To write about statistics and Cuba is, inevitably, to speak of oxymoronic terms. Whenever someone tries to approach the Cuban case from the lens of years prior to 1959, or even after, the stats are either obscure, non-transparent, or nonexistent.

That is not to say that the work in this field does not exist. On the contrary, various third parties have tried to devise ways to analyze the Cuban case. Some of these individuals and organizations have been elToque, Steve Hanke, and Pedro Monreal. Yet, it is indispensable to make the clear and concise statement that even with these contributions, we still are behind the curve regarding information on the Cuban economy.

On the side of the Cuban regime, the National Office of Statistics, commonly known in Spanish as “Oficina Nacional de Estadistica e Informacion” (ONEI), has done a choppy job of providing precise and transparent details that we can rely on, as has been pointed out by Diario de Cuba. Every statistic or graph you may see about the state of the finances of the Cuban state or its economy must be taken with a pinch of salt.

The other day, I came across a graph Hanke posted on his Twitter timeline, stating that Cuba’s inflation was 81%. Such a number significantly impacted me. Since the pandemic is already over, reforms are on their way to shape a “private market,” and even remittances would start reopening. At this point, there was no excuse for the Cuban government not to control the inflationary pressures. The Economy Minister of Cuba, Dr. Alejandro Gil, has said numerous times that the leading cause of inflation in Cuba was a “national deficit in the supply of goods.” Although the wording of the reason is confusing, Gil is saying there are not enough products in the peso denomination to back up the notes the government has been emitting. In other words, a generalized scarcity provokes prices to soar. Nonetheless, this does not make any sense. In any “normal country,” the central bank or even the government would look to control inflation by decreasing output using monetary policy.
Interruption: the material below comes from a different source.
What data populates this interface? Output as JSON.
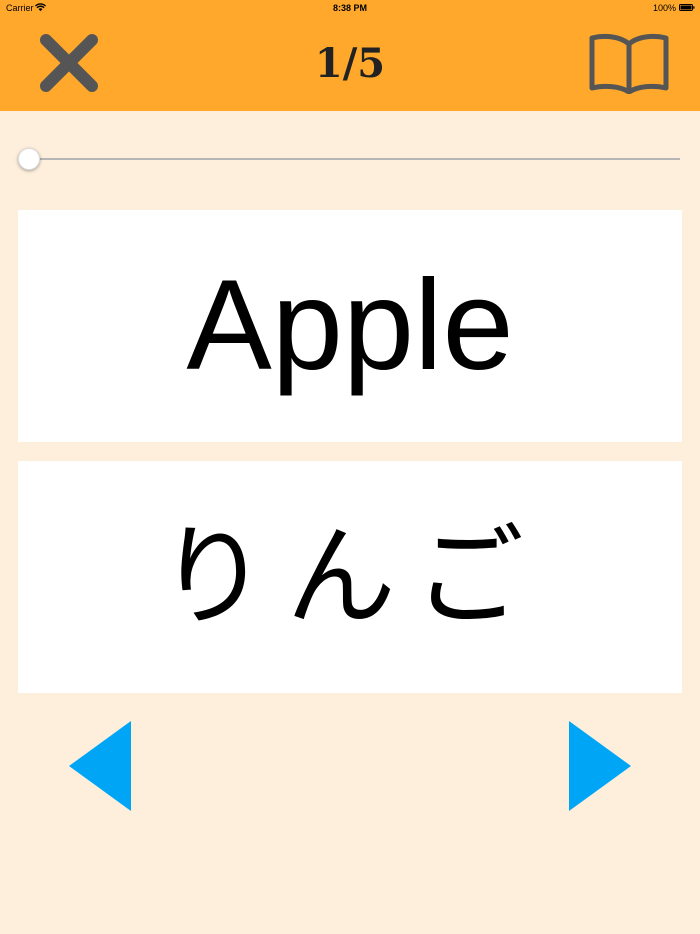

Monetary Theory in Action!

Following this logic, I was excited to test Milton Friedman’s famous quote where he said: “Inflation is always and everywhere a monetary phenomenon.” To clearly demonstrate this, I prepared a graph in the old, classy way Milton Friedman would do it. Although I took the M2 data from the ONEI, since there is no other alternative source to refer to, I used the GDP deflator from the World Bank for my inflation rate. Even though it seems awkward to today’s standard to use GDP deflator as a measure of inflation, it was the only measure I found that had provided data since the 1990s. The results are expressed in the graph below.


Source: Oficina Nacional de Estadistica e Informacion (2021) & World Bank (2021)


Even the most brute eye test would see that as the quantity of money increases, prices must also increase. As if it were necessary, I also did a correlation test that came up to approximately 0.91.

The question that now arises is, why would the Cuban government debase its currency so heavily? The answer to this, as some may guess, is complicated. If we outline some of the reasons, we would definitely conclude that the economy has not recovered yet from Covid. Even after two years, the Cuban economy is taking time to get back on track. The evidence of this is that the GDP growth is still lower than before the pandemic. That might cause the public revenue to decline, forcing the government to spend more.

Source:  Oficina Nacional de Estadistica e Informacion (2021)


Also, with inflationary pressures underway, the government increased the salaries of the public workers, which instead of helping, added more gasoline to the already burning fire. Rafaela Cruz, a Cuban economist, noted that these increases in wages would cause increases in the base money to meet these. Again, given a wrong diagnosis, it is not weird to expect an incorrect solution.

Finally, a notable mention is that Cuba’s budget deficit is only comparable to what it had in the 1990s when the special period was taking place. In fact, last week I tweeted the graph below, showing the budget deficits as a percentage of GDP. Although these deficits may not explain the increases in the monetary bases altogether, it partially puts color into why the Cuban government has been printing money lately. As a last remark, we must remember that Cuba is involved in a court case that would determine whether Cuba would default on its debt.

Source: Trading Economics (2021)



The monetarists‘ premises still apply to today’s economies, showing how increases in base money would inevitably lead to price increases. The Cuban case is one of the many still to be studied and described to the public. Old monetary doctrines are no longer dead; they were never killed, just forgotten.


Carlos Martinez is a Cuban American undergraduate student attending Rockford University. He is pursuing a BS in financial economics. Currently, he holds an Associate of Arts degree in economics and data analysis.